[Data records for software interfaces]
↓

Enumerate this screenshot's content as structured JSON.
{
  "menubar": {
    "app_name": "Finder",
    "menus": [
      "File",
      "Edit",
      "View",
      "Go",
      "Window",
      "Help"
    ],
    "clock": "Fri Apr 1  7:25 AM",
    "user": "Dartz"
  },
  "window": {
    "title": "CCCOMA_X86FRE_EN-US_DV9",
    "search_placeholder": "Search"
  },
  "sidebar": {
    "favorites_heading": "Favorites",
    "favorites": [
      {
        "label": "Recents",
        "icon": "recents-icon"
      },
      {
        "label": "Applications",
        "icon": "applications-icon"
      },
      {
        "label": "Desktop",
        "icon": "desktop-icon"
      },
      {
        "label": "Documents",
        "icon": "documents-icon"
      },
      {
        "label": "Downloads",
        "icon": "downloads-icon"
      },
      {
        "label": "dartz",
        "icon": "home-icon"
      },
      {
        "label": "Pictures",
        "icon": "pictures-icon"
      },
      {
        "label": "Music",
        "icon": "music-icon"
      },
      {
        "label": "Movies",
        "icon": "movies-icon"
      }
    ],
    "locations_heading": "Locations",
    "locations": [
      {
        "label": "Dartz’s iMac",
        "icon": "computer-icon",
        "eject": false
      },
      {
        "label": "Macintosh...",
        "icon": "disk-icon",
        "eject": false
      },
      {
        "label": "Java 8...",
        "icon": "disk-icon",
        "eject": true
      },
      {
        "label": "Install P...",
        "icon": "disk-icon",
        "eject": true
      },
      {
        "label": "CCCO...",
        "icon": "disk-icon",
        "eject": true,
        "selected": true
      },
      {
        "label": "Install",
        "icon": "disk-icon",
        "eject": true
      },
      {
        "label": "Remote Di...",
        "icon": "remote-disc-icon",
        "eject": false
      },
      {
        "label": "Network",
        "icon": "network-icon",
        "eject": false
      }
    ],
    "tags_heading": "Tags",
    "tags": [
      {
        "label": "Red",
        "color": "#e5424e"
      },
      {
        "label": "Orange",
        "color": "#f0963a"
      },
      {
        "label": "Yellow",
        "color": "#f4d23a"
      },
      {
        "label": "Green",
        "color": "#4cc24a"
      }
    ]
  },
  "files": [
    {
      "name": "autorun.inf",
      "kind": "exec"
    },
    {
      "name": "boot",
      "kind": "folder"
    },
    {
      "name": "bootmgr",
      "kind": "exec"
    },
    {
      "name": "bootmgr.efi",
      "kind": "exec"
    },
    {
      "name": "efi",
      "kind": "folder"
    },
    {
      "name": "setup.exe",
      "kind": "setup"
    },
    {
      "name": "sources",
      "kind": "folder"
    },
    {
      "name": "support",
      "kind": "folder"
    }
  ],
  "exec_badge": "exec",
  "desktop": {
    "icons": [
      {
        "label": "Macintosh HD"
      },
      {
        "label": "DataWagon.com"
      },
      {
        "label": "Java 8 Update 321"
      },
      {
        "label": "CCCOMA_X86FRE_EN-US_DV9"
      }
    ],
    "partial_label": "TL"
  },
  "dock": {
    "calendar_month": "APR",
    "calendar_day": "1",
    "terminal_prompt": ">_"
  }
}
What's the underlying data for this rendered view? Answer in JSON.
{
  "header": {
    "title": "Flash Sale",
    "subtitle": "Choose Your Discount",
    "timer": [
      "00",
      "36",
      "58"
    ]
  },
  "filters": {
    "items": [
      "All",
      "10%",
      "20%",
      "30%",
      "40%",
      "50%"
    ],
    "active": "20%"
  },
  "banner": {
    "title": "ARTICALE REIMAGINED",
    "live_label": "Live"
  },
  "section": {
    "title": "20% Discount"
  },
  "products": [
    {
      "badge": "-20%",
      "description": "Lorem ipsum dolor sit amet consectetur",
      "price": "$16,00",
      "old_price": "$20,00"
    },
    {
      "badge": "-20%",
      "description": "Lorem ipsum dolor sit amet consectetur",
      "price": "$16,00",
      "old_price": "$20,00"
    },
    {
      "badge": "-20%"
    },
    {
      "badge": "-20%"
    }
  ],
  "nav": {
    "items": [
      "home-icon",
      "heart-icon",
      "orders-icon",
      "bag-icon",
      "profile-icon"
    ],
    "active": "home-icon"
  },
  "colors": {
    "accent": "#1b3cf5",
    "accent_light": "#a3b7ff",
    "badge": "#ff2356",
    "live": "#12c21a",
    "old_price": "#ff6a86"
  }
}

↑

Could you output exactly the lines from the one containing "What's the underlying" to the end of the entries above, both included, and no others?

What's the underlying data for this rendered view? Answer in JSON.
{
  "header": {
    "title": "Flash Sale",
    "subtitle": "Choose Your Discount",
    "timer": [
      "00",
      "36",
      "58"
    ]
  },
  "filters": {
    "items": [
      "All",
      "10%",
      "20%",
      "30%",
      "40%",
      "50%"
    ],
    "active": "20%"
  },
  "banner": {
    "title": "ARTICALE REIMAGINED",
    "live_label": "Live"
  },
  "section": {
    "title": "20% Discount"
  },
  "products": [
    {
      "badge": "-20%",
      "description": "Lorem ipsum dolor sit amet consectetur",
      "price": "$16,00",
      "old_price": "$20,00"
    },
    {
      "badge": "-20%",
      "description": "Lorem ipsum dolor sit amet consectetur",
      "price": "$16,00",
      "old_price": "$20,00"
    },
    {
      "badge": "-20%"
    },
    {
      "badge": "-20%"
    }
  ],
  "nav": {
    "items": [
      "home-icon",
      "heart-icon",
      "orders-icon",
      "bag-icon",
      "profile-icon"
    ],
    "active": "home-icon"
  },
  "colors": {
    "accent": "#1b3cf5",
    "accent_light": "#a3b7ff",
    "badge": "#ff2356",
    "live": "#12c21a",
    "old_price": "#ff6a86"
  }
}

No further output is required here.